Q: The Syrian Electronic Army has stated that their main goal is that of fighting the distorted representation, shown by Western channels, of what is happening in Syria, however, they deny affiliation with the government. Do you believe them to operate independently or do you, like many, consider the idea that it was founded by Assad long ago?
A: I don’t know if it was actually founded, I think there is definitely some form of affiliation. The question is whether it was a long time ago because I don’t think there is enough long-term perspective, going historically, as to whether or not somebody would do such a thing. But it’s very dangerous, look at what happens with the Red Army, the Red Army have a cyber faction, although the Chinese government denies it despite the clear evidence. I think the same thing happens here, I think it’s a group that was created with a particular stamp-point, a particular view, but whether or not its directly affiliated to the government or the government is just riding in on its storm and viceversa I don’t know. But it’s not independent, I don’t think it can be.
7. If someone reading this interview wanted to work in an area such as cyber-terrorism, what would you advise them to study or do?

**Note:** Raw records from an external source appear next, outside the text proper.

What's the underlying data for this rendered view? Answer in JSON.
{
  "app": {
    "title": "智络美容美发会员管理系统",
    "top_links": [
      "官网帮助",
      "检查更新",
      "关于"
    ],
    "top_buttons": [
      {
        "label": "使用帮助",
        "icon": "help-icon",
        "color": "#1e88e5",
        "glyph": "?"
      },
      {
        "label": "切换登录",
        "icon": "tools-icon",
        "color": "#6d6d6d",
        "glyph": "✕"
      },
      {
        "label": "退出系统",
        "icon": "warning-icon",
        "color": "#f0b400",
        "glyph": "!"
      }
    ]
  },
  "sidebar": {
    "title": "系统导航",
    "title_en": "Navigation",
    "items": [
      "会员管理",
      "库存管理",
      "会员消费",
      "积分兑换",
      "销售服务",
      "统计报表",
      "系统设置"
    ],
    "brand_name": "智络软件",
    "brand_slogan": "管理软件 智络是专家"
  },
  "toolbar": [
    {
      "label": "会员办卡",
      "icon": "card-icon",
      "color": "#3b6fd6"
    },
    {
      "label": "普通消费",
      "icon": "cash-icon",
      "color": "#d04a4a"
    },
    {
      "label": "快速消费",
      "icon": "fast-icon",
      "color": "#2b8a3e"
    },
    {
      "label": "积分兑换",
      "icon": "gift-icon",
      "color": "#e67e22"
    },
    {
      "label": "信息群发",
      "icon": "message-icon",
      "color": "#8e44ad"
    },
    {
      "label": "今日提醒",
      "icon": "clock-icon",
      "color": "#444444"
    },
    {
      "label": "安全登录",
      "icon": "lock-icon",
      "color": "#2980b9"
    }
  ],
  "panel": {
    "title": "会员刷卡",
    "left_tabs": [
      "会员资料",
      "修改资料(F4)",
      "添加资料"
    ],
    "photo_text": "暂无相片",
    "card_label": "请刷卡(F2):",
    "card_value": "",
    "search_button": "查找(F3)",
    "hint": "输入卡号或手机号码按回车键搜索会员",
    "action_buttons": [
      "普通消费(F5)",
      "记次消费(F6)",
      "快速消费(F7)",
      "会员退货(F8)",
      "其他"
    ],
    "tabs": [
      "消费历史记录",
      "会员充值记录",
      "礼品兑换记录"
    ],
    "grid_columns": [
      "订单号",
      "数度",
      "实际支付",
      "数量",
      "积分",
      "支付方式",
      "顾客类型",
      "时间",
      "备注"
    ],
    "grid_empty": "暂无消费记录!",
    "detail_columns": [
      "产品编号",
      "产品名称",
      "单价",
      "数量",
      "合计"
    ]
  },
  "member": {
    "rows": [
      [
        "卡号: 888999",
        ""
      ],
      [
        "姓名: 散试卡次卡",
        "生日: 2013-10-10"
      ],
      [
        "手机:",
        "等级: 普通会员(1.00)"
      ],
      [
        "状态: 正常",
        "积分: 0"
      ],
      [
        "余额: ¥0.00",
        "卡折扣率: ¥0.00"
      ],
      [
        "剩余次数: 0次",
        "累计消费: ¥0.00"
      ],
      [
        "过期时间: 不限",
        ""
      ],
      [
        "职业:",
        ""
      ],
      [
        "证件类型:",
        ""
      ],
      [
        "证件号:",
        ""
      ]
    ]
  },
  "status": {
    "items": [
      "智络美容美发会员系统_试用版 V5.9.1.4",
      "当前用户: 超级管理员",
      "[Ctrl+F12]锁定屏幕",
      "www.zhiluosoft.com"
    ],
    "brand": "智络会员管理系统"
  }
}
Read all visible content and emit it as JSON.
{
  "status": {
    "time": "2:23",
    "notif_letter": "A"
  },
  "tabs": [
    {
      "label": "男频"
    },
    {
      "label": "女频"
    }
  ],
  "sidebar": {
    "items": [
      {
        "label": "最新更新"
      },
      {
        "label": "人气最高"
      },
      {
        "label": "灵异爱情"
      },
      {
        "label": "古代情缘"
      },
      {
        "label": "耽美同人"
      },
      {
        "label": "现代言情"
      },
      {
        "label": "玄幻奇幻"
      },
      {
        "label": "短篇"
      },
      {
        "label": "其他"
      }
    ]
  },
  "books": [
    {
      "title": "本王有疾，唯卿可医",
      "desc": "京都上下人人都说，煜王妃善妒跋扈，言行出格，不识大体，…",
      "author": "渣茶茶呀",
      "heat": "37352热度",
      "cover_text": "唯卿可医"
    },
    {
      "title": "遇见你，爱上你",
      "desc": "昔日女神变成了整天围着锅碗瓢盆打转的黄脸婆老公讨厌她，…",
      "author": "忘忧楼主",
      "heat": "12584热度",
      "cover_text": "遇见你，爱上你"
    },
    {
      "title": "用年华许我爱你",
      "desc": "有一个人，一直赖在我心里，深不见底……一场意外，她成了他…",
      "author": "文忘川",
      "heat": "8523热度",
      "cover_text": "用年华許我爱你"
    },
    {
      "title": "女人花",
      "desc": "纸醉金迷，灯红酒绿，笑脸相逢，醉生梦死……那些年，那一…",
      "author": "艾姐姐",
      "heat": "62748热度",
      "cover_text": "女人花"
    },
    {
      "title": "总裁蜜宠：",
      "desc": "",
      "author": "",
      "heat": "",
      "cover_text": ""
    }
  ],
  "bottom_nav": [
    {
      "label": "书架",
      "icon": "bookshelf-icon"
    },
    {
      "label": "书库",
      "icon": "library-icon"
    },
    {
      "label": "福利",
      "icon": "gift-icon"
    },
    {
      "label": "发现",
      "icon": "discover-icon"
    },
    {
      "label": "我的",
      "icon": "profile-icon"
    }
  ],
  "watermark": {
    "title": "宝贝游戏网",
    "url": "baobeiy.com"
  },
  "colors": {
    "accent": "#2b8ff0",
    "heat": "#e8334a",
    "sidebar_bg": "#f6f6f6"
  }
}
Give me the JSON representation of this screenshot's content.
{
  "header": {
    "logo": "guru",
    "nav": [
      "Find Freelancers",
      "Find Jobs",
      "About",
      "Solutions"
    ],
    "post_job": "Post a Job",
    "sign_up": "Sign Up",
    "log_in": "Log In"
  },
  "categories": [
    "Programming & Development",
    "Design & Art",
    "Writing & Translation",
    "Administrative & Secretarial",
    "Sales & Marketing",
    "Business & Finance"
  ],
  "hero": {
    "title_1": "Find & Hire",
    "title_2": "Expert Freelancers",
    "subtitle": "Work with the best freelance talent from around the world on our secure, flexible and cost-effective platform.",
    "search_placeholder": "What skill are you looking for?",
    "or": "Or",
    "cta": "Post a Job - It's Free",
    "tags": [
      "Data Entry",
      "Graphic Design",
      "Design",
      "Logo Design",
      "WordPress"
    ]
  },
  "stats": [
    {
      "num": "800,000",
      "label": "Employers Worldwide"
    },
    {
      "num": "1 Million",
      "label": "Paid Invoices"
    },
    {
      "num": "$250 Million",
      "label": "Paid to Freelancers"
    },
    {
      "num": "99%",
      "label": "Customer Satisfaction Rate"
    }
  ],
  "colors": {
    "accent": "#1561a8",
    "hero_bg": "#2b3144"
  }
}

The thing about the studies is that it’s very difficult because it’s very new. When I started doing research on cyber-terrorism, about 6 or 7 years ago, the nice thing was that there was very little that had been done, so it’s all speculation. In that respect the point is also that technology is changing all the time therefore it’s very difficult to know what the weaknesses and strengths of that technology is. So the studying, I think, is still conventional terrorism because in order to understand what the cyber-terrorist wants, you just take away the “cyber” and try to understand what the terrorist wants. You need to understand what the purposes and means of terrorism are, cyber is just a tool, and like I previously mentioned, there’s discrepancy between what is direct, technological cyber-terrorism and what is using the Internet to promote terrorist means; like having a website. Conventional terrorism would be an advisable study area and I suppose the most important thing is to keep an open mind. As easy as it sounds, it’s very very important to realize that terrorism is not just the killing of people, it involves the killing of people but you could also say that its an illegal warfare; it is a warfare and there are always two sides to this. In order to understand this you have to really try to look at why people are doing what they’re doing and that’s why you get that blur, because often it’s just the oxygen of publicity, but sometimes there’s a real political cause behind it and you have to try to understand why they have this political cause.
Interview by Chiara Romano Bosch.